Leo’s Fortune

1337 & Senri ($4.99, iOS)

A marimo with a moustache, seeking gold? Why not?In this physics-based platform game, gamers play as Leo, an explorer whose amassed family fortune is swiped from him. Search far and wide for the most elusive of thieves and reclaim his gold!This inventive, family-friendly puzzler offers plenty of challenges while keeping controls simple and motions fluid. The instantly iconic Leo—a green ball of fluff—floats, inflates, compacts, pushes and slides his way across five worlds (24 levels) of escalating trickery. With considerable replay value, plus additional challenges for the completionist, Leo’s Fortune certainly earned its Apple 2014 Design Award, and is worth every scrap of gold you can find.

*Please note, Leo’s Fortune is currently unavailable on Japanese iOS stores.

Ready Steady Play

Cowboy Games (¥200; iOS, Android)

Playing cowboys without the embarrassing costumes

Designed for short bursts of entertainment, the addictive ’50s Spaghetti Western-inspired Ready Steady Play comprises three mini-games (with more planned) that find the player in quick-fire shootouts against gun-toting hoodlums, racing through dusty plains on hobby horses or sharpshooting to keep tossed coins in the air. Playable with tap-and-swipe mechanics for shooting and reloading, and tapping in landscape mode for the hobby-horse run, the well-designed game offers solid bang for your buck and quick-fix replayability.

Bio Inc. Biomedical Plague

DryGin Studios (¥200; iOS, Android)

A hypochondriac’s worst nightmare, now in game form!

Bio Inc. takes an in-depth look at the human body as players control a disease fighting against doctors’s rescue efforts. The concept may sound morbid, but the intensively researched game offers meticulous and detailed insight into how diseases interact with the human body, and what effects can better it—or harm it.

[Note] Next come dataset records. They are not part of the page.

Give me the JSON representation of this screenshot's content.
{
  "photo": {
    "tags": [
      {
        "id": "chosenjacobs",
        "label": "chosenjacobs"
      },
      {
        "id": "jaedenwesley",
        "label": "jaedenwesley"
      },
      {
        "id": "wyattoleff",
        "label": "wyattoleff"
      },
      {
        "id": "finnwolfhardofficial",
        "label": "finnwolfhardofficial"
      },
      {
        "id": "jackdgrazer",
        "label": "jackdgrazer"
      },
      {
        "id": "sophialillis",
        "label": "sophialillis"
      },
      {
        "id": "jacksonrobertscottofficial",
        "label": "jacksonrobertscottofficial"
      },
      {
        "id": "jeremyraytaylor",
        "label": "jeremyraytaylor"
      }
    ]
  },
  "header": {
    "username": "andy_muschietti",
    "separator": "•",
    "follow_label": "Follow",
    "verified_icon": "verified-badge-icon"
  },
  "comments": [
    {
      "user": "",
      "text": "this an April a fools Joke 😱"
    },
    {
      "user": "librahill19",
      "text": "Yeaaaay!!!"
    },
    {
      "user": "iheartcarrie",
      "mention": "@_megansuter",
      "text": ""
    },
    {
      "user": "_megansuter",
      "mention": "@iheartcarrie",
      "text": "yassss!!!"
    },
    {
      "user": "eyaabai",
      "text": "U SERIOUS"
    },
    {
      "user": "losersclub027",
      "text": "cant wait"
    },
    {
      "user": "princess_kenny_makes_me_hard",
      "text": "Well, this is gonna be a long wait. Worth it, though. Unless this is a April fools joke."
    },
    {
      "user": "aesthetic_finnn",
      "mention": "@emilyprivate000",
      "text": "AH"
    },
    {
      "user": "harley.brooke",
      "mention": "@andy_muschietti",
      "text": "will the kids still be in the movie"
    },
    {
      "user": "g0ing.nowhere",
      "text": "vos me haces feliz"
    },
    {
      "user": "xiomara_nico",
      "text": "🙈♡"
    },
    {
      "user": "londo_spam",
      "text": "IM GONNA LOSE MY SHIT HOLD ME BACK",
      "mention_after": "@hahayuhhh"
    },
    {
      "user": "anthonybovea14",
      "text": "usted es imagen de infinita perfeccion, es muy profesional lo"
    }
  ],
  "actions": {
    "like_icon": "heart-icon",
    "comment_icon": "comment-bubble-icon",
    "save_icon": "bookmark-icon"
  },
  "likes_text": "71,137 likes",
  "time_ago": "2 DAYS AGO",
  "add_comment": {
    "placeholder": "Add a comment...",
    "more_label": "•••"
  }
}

The game, played entirely on a single screen depicting the human anatomy from different viewpoints, has players selecting a risk scenario and then collecting viruses that further deteriorate the victim’s health while doctors strive to save the patient. More a game of strategy than biology, this is for people who enjoy self-diagnosis onWebMD.